◆ Aim of the task:
Every entry here should be copied exactly.

◆ Data to use:
····················

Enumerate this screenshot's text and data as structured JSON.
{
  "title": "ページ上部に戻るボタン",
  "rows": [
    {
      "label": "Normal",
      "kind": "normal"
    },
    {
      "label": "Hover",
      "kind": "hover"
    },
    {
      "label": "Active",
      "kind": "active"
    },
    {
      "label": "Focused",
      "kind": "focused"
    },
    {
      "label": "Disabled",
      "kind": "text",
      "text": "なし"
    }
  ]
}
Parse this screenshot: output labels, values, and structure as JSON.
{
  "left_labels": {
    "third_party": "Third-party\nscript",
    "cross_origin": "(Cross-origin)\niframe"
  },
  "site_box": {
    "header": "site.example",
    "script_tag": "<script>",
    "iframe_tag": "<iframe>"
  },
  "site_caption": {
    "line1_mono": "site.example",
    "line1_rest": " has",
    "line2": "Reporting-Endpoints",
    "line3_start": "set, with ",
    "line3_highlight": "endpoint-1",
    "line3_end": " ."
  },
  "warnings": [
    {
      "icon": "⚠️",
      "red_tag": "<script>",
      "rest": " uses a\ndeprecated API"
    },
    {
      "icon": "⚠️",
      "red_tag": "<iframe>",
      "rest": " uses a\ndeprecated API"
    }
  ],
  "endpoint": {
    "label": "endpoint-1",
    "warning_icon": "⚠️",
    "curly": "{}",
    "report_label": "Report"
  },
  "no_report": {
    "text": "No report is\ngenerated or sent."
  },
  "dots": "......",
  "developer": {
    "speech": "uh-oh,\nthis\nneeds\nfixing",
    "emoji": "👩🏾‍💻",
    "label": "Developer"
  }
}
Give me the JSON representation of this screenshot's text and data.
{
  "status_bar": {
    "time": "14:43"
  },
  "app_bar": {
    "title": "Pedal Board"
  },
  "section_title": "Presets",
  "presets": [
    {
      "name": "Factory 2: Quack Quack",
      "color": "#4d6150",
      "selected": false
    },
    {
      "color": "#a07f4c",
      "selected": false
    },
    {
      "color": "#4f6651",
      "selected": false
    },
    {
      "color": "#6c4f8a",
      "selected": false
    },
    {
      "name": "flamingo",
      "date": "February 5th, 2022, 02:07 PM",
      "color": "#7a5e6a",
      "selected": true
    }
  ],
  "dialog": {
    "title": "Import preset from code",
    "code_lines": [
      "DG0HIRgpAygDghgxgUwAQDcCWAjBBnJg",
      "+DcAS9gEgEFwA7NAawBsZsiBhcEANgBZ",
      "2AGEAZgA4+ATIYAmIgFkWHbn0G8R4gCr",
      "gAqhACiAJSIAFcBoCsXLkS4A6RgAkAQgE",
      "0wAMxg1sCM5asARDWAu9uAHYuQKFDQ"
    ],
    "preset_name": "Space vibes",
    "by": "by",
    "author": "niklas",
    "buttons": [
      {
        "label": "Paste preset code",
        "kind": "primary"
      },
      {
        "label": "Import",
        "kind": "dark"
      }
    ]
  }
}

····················

◆ Exercise output:
Enumerate this screenshot's text and data as structured JSON.
{
  "title": "ページ上部に戻るボタン",
  "rows": [
    {
      "label": "Normal",
      "kind": "normal"
    },
    {
      "label": "Hover",
      "kind": "hover"
    },
    {
      "label": "Active",
      "kind": "active"
    },
    {
      "label": "Focused",
      "kind": "focused"
    },
    {
      "label": "Disabled",
      "kind": "text",
      "text": "なし"
    }
  ]
}
Parse this screenshot: output labels, values, and structure as JSON.
{
  "left_labels": {
    "third_party": "Third-party\nscript",
    "cross_origin": "(Cross-origin)\niframe"
  },
  "site_box": {
    "header": "site.example",
    "script_tag": "<script>",
    "iframe_tag": "<iframe>"
  },
  "site_caption": {
    "line1_mono": "site.example",
    "line1_rest": " has",
    "line2": "Reporting-Endpoints",
    "line3_start": "set, with ",
    "line3_highlight": "endpoint-1",
    "line3_end": " ."
  },
  "warnings": [
    {
      "icon": "⚠️",
      "red_tag": "<script>",
      "rest": " uses a\ndeprecated API"
    },
    {
      "icon": "⚠️",
      "red_tag": "<iframe>",
      "rest": " uses a\ndeprecated API"
    }
  ],
  "endpoint": {
    "label": "endpoint-1",
    "warning_icon": "⚠️",
    "curly": "{}",
    "report_label": "Report"
  },
  "no_report": {
    "text": "No report is\ngenerated or sent."
  },
  "dots": "......",
  "developer": {
    "speech": "uh-oh,\nthis\nneeds\nfixing",
    "emoji": "👩🏾‍💻",
    "label": "Developer"
  }
}
Give me the JSON representation of this screenshot's text and data.
{
  "status_bar": {
    "time": "14:43"
  },
  "app_bar": {
    "title": "Pedal Board"
  },
  "section_title": "Presets",
  "presets": [
    {
      "name": "Factory 2: Quack Quack",
      "color": "#4d6150",
      "selected": false
    },
    {
      "color": "#a07f4c",
      "selected": false
    },
    {
      "color": "#4f6651",
      "selected": false
    },
    {
      "color": "#6c4f8a",
      "selected": false
    },
    {
      "name": "flamingo",
      "date": "February 5th, 2022, 02:07 PM",
      "color": "#7a5e6a",
      "selected": true
    }
  ],
  "dialog": {
    "title": "Import preset from code",
    "code_lines": [
      "DG0HIRgpAygDghgxgUwAQDcCWAjBBnJg",
      "+DcAS9gEgEFwA7NAawBsZsiBhcEANgBZ",
      "2AGEAZgA4+ATIYAmIgFkWHbn0G8R4gCr",
      "gAqhACiAJSIAFcBoCsXLkS4A6RgAkAQgE",
      "0wAMxg1sCM5asARDWAu9uAHYuQKFDQ"
    ],
    "preset_name": "Space vibes",
    "by": "by",
    "author": "niklas",
    "buttons": [
      {
        "label": "Paste preset code",
        "kind": "primary"
      },
      {
        "label": "Import",
        "kind": "dark"
      }
    ]
  }
}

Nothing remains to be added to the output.